Three members were sentenced to six months in prison for the alpine trip in August 2019 – especially because they disguised themselves as police officers.
Generation Identity’s stunts were effective in capturing the public’s attention, wrote Stéphane François, a right-wing expert at the École Pratique des Hauts Études in Paris, on the website of the political analysis Conversation: “Their goal is to get people talking about them – and they have done so by inviting journalists to cover their events, as well as getting publicity through their website. ”
The organization is particularly good at using film techniques as a public relations tool, the French weekly Le Journal de Dimanche stated: “At their events, they film in such a way that they portray their members as more than they really are. They also strategically place female members – who are in the minority – in front of their meetings. Generation Identity is also keen to ensure that their members are relatively well-dressed for the cameras – especially compared to the archetypal right-wing extremist skinheads. ”
The group emerged from the ashes of a former French right-wing extremist group, the Radical Unit (Unité Radicale) – which was closed in 2002 after one of its members tried to assassinate then-president Jacques Chirac. Unsurprisingly, this made the group toxic in French public opinion, so several of its members set up a new organization, the Identity Bloc (Bloc Identitaire), which sought to portray itself as less extreme by killing its predecessor’s intended anti-Semitism.
Generation Identity was originally the youth branch of this movement – but it has slowly gained independence and prominence over the past two decades.
Resolution ‘would not solve anything’
Despite their headlines and the manipulated manipulation of their image, Generation Identity has only about 800 activists, according to Jean-Yves Camus, an expert on the French far-right at the Fondation Jean Jaurès think tank in Paris.
But the group has had some support from several members of the National Rally, including party spokesman Sébastien Chenu, who dismissed the prison by Generation Identity activists in 2019. However, Le Pen opposed Darmanin’s plan to close the group when he first raised the idea in January: ” “Darmanin should not get rid of organizations just because he does not like them – the rule of law does not work that way,” she said.

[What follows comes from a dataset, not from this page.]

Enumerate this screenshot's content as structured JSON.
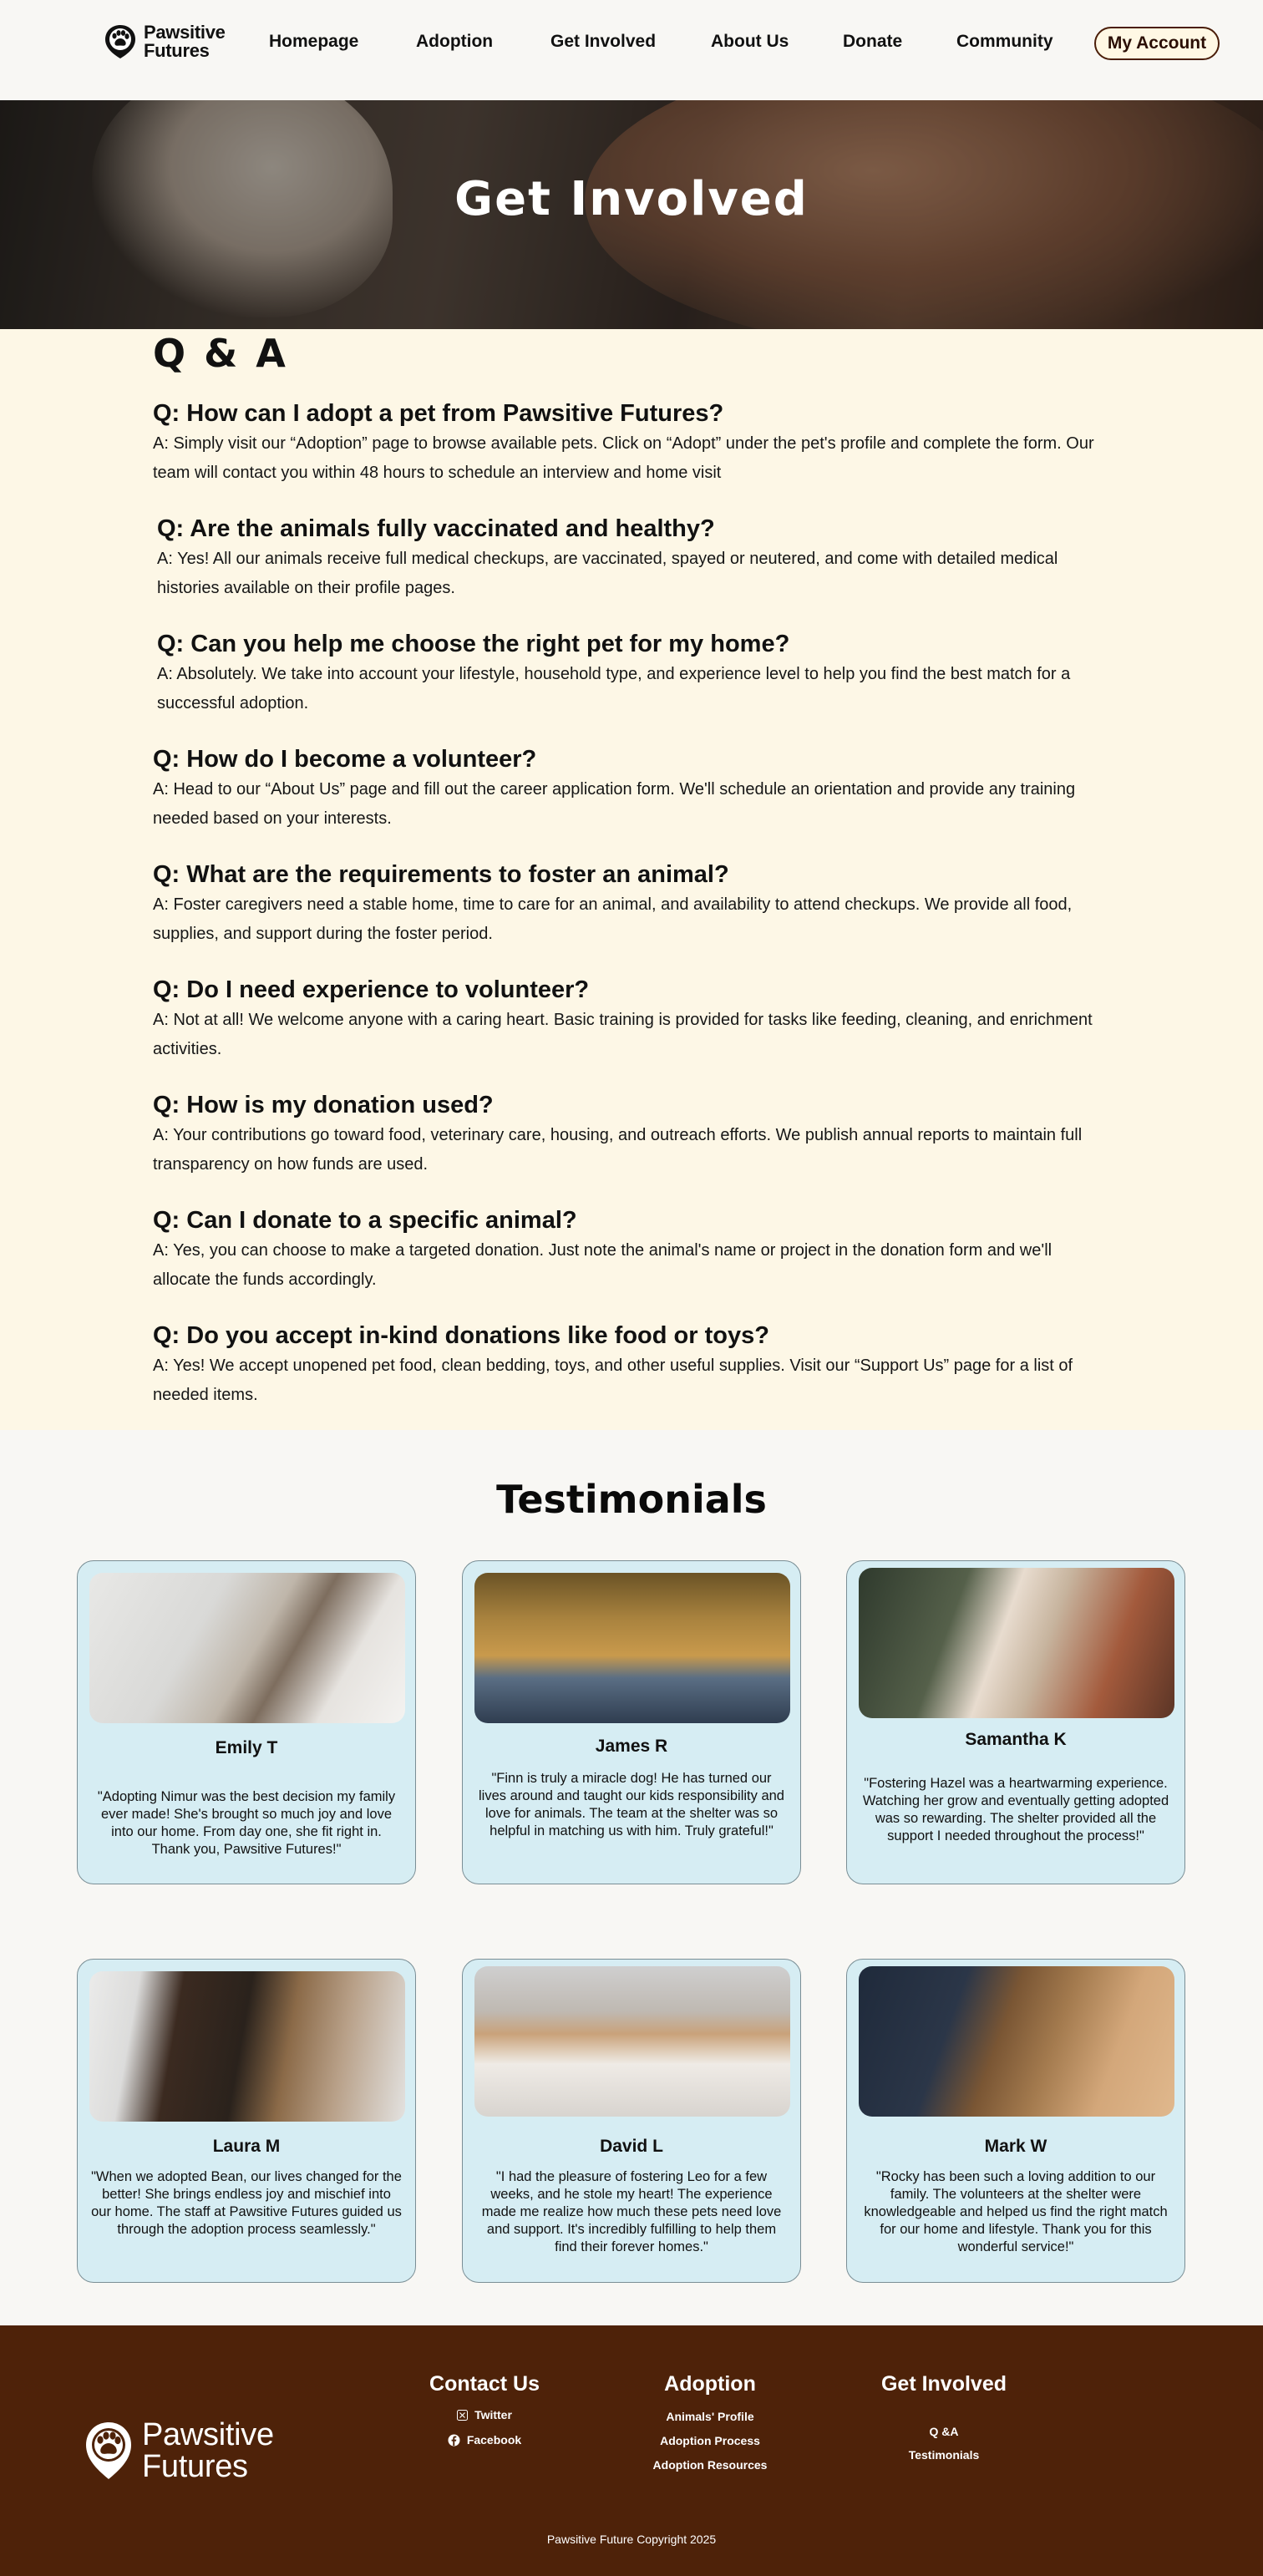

There is still a big difference between National Rally and Generation Identity. “The ideology of the National Rally lies primarily in the concept of nation-state, while for Generation Identity it is about culture: local culture, then national culture, then European culture,” Camus told the French newspaper Inrocks.
Generation Identity rejects the traditional French Republican approach that treats its citizens as simply French, regardless of their origin. The group sees European ethnic identity and European cultural identity as inseparable. “Such ideas are spreading across the continent,” wrote François.
The fear that this ideology is becoming more common led several associations to demand the dissolution of Generation Identity. The Paris-based international league against racism and anti-Semitism has long called for it to be closed and labeled the group as a “private militia”. The association wrote on its website that it is “no coincidence that the Christchurch terrorist responsible for the massacre in New Zealand in 2019 was on the list of Generation Identity donors”.
But Camus doubts that closing down Generation Identity will work: “It would not solve anything” and would “ignore the big right-right issue – the National Rally rise and that 48 percent for Marine Le Pen in the presidential election” 2022 ”, he wrote in Charlie Hebdo.
“Generation Identity can also find the means to resurrect in another form, and deny all the benefits of shutting it down,” Camus concluded.
This article was translated from the original in French.